The Skagway team has three returning lettermen: seniors Clayton Harris and Chris Shockley, and sophomore Kyle Ellis. They will be joined by sophomores Garrett Henry and Rory Belisle, and freshmen Crystal Ketterman, Jeremy Kilburn, Cory Belisle, and Kyle Mulvihill.
“We have a lot of freshmen who’ll have to take their lumps,” Coughran said. “But we’re excited about the season.”
The season really starts this weekend for most on the squad. Six of the nine wrestlers didn’t have enough practices to travel to last weekend’s meet at Mt. Edgecumbe, because they were on the cross-country team that won the region and traveled to State.
Of the three who were able to go, just one, Harris, was able to post a Skagway win, on a pin. Ellis, who had a good season last year, wound up in a tough division but should bounce back once he’s in better shape, his coach said. The big highlight of the weekend was seeing Ketterman get the first takedown of her high school career, Coughran said.
Saturday’s meet starts at high noon and will be an all-day affair for the teams from Skagway, Juneau and Hoonah. During breaks in the high school action, the “little kids” will take the mats for exhibition matches.
Coughran has been holding an intramural camp for younger wrestlers after high school practices, and like the high schoolers, they’re ready to show their skills.
“It should be pretty exciting,” Coughran said.

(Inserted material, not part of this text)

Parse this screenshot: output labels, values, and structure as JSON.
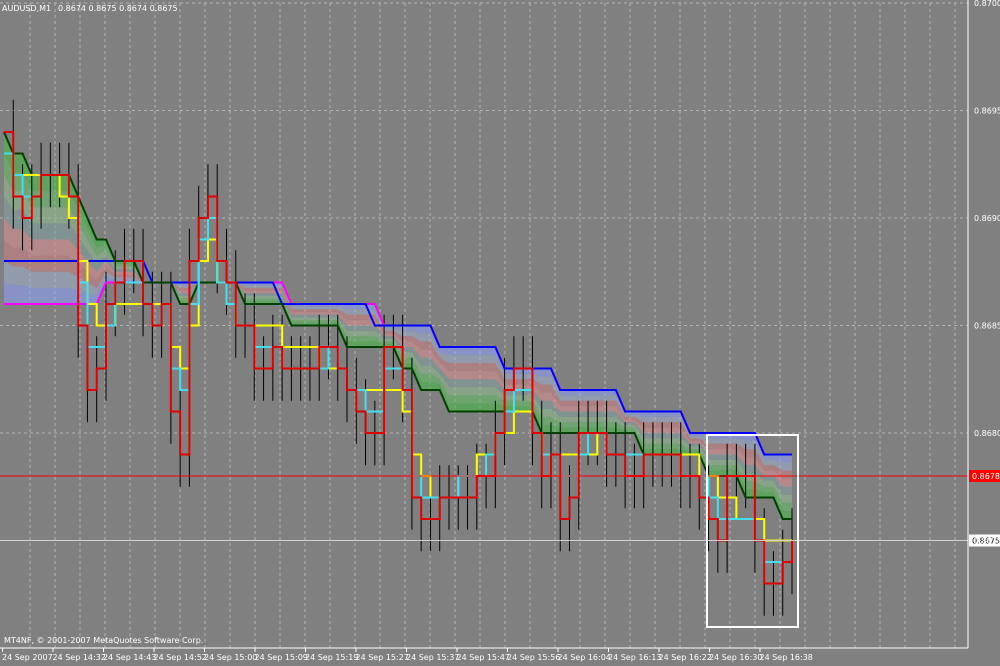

The SHS girls volleyball team is also seeing its first action this weekend at Ketchikan. – JB

• Results Skagway Invitational Wrestling meet

In the story on Skagway’s Southeast 1A-2A-3A cross-country title on Sept. 28, it was mentioned that Russell Bush was the first individual Southeast champion for Skagway. Actually that honor first went to Richard Hunz, who never lost a race in his cross-country career in the mid-1970s, racing against all schools in the region. Then Jake Sims was the first 1A-2A-3A region champ for Skagway in 1998. The article also said it was the first team championship since 1987. The sports historians pegged us on that one too: the 1992 Panthers won region and took fifth at State. The News regrets these errors. Brady promises to quit relying on his memory banks!